Strictly financially speaking, it’s fairly easy to figure out whether you’d be getting your money’s worth if you bought a Roma Pass. All you need to do is add up the ticket prices of the various museums and attractions you planned on visiting while in Rome – the ones that are part of the Roma Pass, that is – and then compare that to the cost of the pass itself, plus the discounted entry fees for any sites you visit past the first two free ones. Assuming you were planning on riding buses, trams, or the metro now and again, you’ll want to factor in the savings of several transportation tickets as well.
This sounded very simple until I went looking for what, exactly, the discounted prices on all of those museums and attractions would be. Sure, discounts are always good things, but if you don’t know how much the discounted ticket price is then you can’t really figure out the true cost of the Roma Pass. This article on EuroCheapo attempted to lay out a mathematical comparison of buying a Roma Pass or buying individual tickets instead, but the author only talks about the two free attractions and doesn’t include anything about the discounted tickets.
Thankfully, after much digging on the Roma Pass website, I was able to find a PDF of exactly what I was looking for – a table comparing the current full-price of a ticket with the reduced rate you’d pay if you had a Roma Pass. The ticket prices that are on this PDF at the moment are 2010 prices.
Using this PDF, here are some examples of the cost difference between a full-price ticket (without a Roma Pass) and a discounted ticket (with a Roma Pass, after your first two free attractions):
|Museum/Attraction||Ticket w/o Roma Pass||Ticket w/Roma Pass|
|Castel Sant’Angelo Museum||€5||€3|
|Ostia Antica Site||€6.50||€3.25|
As you can see, the Roma Pass knocks a few euro of the price of every attraction – and in some cases the cost of entry is cut in half. Since it’s only the first two attractions that are completely free, you want to plan it so those are the first two you visit on your Roma Pass. And since entry to the Colosseum is now up to €12 as of this writing, that’s one of the sites you’ll want to visit first!
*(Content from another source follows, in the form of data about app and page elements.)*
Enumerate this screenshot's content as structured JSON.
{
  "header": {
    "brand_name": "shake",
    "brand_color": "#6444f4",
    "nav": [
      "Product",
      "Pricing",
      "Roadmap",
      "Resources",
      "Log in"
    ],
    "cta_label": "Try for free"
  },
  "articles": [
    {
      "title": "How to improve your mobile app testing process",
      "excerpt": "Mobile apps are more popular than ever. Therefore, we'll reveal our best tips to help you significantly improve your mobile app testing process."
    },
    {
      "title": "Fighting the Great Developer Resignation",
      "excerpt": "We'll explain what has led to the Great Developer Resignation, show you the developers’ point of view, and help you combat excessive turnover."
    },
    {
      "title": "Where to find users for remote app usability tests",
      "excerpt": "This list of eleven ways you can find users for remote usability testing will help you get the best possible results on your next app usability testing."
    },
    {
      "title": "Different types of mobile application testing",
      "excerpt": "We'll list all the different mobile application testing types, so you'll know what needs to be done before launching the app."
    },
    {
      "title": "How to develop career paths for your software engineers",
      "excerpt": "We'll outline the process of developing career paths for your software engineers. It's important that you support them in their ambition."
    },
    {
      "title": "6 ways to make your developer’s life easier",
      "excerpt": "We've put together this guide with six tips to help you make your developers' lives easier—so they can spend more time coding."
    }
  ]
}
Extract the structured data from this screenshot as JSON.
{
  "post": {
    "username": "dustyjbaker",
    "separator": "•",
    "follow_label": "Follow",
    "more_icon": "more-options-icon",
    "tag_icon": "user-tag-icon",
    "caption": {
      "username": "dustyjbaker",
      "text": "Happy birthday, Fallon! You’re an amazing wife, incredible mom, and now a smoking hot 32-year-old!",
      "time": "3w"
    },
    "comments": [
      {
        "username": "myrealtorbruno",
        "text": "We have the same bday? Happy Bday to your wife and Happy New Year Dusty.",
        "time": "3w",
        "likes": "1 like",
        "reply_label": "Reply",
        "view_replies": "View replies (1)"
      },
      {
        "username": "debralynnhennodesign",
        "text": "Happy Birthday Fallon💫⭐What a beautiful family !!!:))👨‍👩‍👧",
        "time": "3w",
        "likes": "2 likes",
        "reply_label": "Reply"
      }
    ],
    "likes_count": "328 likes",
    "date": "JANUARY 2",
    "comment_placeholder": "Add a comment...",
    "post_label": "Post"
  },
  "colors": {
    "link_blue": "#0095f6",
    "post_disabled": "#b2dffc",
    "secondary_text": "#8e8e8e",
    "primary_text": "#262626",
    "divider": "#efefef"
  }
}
There’s an additional perk to visiting the Colosseum as one of your first two attractions on your Roma Pass, too. Because the Colosseum is on what’s called a “combined ticket” with the Roman Forum and the Palatine Hill, your free entry to the Colosseum also gets you free entry into those two sites – whether you’ve already used your other free entry or not. Of course, you can visit any of these three sites on the Colosseo/Palatino/Foro Romano “combined ticket” in any order you like, but you’ll save the most money if you at least make one of them your first two stops on your Roma Pass.
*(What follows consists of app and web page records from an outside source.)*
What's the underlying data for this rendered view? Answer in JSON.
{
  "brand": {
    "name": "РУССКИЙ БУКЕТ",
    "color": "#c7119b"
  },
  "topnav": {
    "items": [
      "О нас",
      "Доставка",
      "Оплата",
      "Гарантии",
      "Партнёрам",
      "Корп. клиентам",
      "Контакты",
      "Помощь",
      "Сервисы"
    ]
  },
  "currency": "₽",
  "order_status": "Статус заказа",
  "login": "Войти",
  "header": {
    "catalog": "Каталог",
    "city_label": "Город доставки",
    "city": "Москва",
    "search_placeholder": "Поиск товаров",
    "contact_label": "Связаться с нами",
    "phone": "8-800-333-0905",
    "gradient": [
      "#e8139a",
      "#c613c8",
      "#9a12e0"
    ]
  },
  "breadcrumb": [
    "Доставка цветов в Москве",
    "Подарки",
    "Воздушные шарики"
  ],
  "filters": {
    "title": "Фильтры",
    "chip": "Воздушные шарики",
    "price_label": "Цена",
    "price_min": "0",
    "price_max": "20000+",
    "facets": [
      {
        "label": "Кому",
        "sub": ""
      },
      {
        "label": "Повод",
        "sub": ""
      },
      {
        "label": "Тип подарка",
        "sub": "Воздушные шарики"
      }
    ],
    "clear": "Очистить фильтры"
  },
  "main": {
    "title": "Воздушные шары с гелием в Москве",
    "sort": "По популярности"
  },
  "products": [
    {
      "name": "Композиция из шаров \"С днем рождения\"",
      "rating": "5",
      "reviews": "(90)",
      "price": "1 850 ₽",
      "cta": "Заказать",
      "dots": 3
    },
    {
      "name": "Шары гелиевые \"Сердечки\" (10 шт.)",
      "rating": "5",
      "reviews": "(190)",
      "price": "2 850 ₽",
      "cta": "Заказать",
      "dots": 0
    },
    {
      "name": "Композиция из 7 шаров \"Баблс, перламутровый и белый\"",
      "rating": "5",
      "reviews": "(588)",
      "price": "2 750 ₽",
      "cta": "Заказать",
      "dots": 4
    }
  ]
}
There are a few “combined tickets” that are included on the Roma Pass, and this information is also listed on that PDF that shows full-price vs. discounted-price tickets (it’s a handy one-page document). The other thing to note from that PDF is the phrase “prenotazione obbligatoria” underneath the listing for the Galleria Borghese – this means you’ll have to reserve a specific time to visit in advance, whether you have a Roma Pass or not. There’s a €2 fee for making the reservation, and that’s the same for everyone.
So, the bottom line is that to be completely certain the Roma Pass is a good deal for you, you’ll need to have a rough idea of the museums and other attractions from the Roma Pass list that you’d like to see – and you’ll need to do a little math. But at least now you have the tools you need to do all the figuring necessary!
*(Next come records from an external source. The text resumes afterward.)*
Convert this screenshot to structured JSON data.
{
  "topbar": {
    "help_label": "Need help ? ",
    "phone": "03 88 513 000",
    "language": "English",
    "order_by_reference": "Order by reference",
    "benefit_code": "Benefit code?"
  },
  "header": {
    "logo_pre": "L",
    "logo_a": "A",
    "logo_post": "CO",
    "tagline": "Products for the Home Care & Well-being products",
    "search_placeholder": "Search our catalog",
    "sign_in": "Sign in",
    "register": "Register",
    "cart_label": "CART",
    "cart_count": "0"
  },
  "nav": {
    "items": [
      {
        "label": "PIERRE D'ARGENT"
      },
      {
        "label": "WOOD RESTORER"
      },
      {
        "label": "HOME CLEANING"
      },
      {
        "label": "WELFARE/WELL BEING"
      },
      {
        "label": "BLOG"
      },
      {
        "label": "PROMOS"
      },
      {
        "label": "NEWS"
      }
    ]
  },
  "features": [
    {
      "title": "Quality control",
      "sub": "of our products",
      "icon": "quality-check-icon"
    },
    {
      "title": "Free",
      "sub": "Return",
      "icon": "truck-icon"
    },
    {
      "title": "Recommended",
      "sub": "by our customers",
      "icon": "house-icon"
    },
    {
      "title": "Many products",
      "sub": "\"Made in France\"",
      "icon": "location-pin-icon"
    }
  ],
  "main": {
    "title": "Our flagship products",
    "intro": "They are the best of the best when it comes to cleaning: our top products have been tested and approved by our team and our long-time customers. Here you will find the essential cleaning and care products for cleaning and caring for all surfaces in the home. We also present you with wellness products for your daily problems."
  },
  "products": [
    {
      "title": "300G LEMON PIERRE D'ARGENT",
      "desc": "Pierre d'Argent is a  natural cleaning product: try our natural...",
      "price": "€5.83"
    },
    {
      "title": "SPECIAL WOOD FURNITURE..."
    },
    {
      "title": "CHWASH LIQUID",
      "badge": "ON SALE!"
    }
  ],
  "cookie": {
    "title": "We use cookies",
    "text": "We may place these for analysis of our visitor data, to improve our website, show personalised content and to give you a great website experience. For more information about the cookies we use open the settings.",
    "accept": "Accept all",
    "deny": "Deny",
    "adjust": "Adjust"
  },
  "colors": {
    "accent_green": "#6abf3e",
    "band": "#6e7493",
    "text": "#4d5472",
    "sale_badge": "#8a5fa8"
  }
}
Where to Buy a Roma Pass
You can buy a Roma Pass at any of the museums/attractions included on the pass, just tell them at the ticket window that you’d like to buy the pass and validate it right then. You can also buy a pass at any of the Tourist Information offices in Rome, and there’s also a way to buy it online. The Roma Passes cannot be mailed to you, however, so even if you buy it online in advance you’ll pick it up in Rome. In the purchase process you choose which Tourist Information office you’ll pick up your pass from.
photo at top by cobacco